[What you need to do]: From the first line to the last, print the data exactly.

[Dataset rows for apps and sites]:

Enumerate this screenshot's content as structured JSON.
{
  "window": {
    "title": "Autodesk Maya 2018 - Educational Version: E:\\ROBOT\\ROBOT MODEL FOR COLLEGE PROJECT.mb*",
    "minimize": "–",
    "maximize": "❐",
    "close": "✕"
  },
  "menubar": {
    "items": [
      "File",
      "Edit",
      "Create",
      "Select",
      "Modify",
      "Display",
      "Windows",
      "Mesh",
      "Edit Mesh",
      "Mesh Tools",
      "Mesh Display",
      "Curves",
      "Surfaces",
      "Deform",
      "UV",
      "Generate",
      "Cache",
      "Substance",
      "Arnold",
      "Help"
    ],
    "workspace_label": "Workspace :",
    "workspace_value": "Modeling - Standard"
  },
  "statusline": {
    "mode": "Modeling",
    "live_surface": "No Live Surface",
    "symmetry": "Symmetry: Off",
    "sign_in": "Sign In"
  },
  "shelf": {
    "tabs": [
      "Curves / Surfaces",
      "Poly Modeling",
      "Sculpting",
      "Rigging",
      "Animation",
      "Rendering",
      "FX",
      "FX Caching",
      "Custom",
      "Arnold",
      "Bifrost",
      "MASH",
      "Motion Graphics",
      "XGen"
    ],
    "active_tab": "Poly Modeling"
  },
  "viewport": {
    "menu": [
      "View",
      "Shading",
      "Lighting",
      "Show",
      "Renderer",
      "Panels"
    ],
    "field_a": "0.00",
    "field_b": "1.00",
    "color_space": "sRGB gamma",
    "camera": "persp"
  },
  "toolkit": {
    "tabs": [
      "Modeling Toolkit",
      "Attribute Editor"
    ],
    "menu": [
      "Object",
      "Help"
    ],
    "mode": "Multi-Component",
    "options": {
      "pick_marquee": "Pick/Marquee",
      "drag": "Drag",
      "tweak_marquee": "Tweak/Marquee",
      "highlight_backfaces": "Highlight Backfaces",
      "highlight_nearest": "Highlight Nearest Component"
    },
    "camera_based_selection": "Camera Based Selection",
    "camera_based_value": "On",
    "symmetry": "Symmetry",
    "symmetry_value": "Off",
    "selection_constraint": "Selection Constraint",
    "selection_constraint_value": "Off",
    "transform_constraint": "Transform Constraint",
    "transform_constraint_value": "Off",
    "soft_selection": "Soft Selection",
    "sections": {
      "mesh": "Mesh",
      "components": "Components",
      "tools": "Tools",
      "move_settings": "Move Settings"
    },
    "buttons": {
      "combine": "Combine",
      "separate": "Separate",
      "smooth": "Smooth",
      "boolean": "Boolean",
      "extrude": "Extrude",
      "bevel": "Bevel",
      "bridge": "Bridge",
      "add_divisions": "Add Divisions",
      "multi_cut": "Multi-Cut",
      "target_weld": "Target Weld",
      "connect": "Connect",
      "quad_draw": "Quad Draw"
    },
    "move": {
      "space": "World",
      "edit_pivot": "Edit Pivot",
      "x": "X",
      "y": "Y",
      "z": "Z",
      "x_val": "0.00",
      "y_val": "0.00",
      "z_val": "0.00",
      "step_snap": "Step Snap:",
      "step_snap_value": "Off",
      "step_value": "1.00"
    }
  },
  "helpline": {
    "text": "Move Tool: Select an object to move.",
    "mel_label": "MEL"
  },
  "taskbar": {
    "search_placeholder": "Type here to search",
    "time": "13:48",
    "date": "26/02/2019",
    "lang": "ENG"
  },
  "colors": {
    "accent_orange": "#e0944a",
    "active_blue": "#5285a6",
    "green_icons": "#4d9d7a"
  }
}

[Answer]:
Enumerate this screenshot's content as structured JSON.
{
  "window": {
    "title": "Autodesk Maya 2018 - Educational Version: E:\\ROBOT\\ROBOT MODEL FOR COLLEGE PROJECT.mb*",
    "minimize": "–",
    "maximize": "❐",
    "close": "✕"
  },
  "menubar": {
    "items": [
      "File",
      "Edit",
      "Create",
      "Select",
      "Modify",
      "Display",
      "Windows",
      "Mesh",
      "Edit Mesh",
      "Mesh Tools",
      "Mesh Display",
      "Curves",
      "Surfaces",
      "Deform",
      "UV",
      "Generate",
      "Cache",
      "Substance",
      "Arnold",
      "Help"
    ],
    "workspace_label": "Workspace :",
    "workspace_value": "Modeling - Standard"
  },
  "statusline": {
    "mode": "Modeling",
    "live_surface": "No Live Surface",
    "symmetry": "Symmetry: Off",
    "sign_in": "Sign In"
  },
  "shelf": {
    "tabs": [
      "Curves / Surfaces",
      "Poly Modeling",
      "Sculpting",
      "Rigging",
      "Animation",
      "Rendering",
      "FX",
      "FX Caching",
      "Custom",
      "Arnold",
      "Bifrost",
      "MASH",
      "Motion Graphics",
      "XGen"
    ],
    "active_tab": "Poly Modeling"
  },
  "viewport": {
    "menu": [
      "View",
      "Shading",
      "Lighting",
      "Show",
      "Renderer",
      "Panels"
    ],
    "field_a": "0.00",
    "field_b": "1.00",
    "color_space": "sRGB gamma",
    "camera": "persp"
  },
  "toolkit": {
    "tabs": [
      "Modeling Toolkit",
      "Attribute Editor"
    ],
    "menu": [
      "Object",
      "Help"
    ],
    "mode": "Multi-Component",
    "options": {
      "pick_marquee": "Pick/Marquee",
      "drag": "Drag",
      "tweak_marquee": "Tweak/Marquee",
      "highlight_backfaces": "Highlight Backfaces",
      "highlight_nearest": "Highlight Nearest Component"
    },
    "camera_based_selection": "Camera Based Selection",
    "camera_based_value": "On",
    "symmetry": "Symmetry",
    "symmetry_value": "Off",
    "selection_constraint": "Selection Constraint",
    "selection_constraint_value": "Off",
    "transform_constraint": "Transform Constraint",
    "transform_constraint_value": "Off",
    "soft_selection": "Soft Selection",
    "sections": {
      "mesh": "Mesh",
      "components": "Components",
      "tools": "Tools",
      "move_settings": "Move Settings"
    },
    "buttons": {
      "combine": "Combine",
      "separate": "Separate",
      "smooth": "Smooth",
      "boolean": "Boolean",
      "extrude": "Extrude",
      "bevel": "Bevel",
      "bridge": "Bridge",
      "add_divisions": "Add Divisions",
      "multi_cut": "Multi-Cut",
      "target_weld": "Target Weld",
      "connect": "Connect",
      "quad_draw": "Quad Draw"
    },
    "move": {
      "space": "World",
      "edit_pivot": "Edit Pivot",
      "x": "X",
      "y": "Y",
      "z": "Z",
      "x_val": "0.00",
      "y_val": "0.00",
      "z_val": "0.00",
      "step_snap": "Step Snap:",
      "step_snap_value": "Off",
      "step_value": "1.00"
    }
  },
  "helpline": {
    "text": "Move Tool: Select an object to move.",
    "mel_label": "MEL"
  },
  "taskbar": {
    "search_placeholder": "Type here to search",
    "time": "13:48",
    "date": "26/02/2019",
    "lang": "ENG"
  },
  "colors": {
    "accent_orange": "#e0944a",
    "active_blue": "#5285a6",
    "green_icons": "#4d9d7a"
  }
}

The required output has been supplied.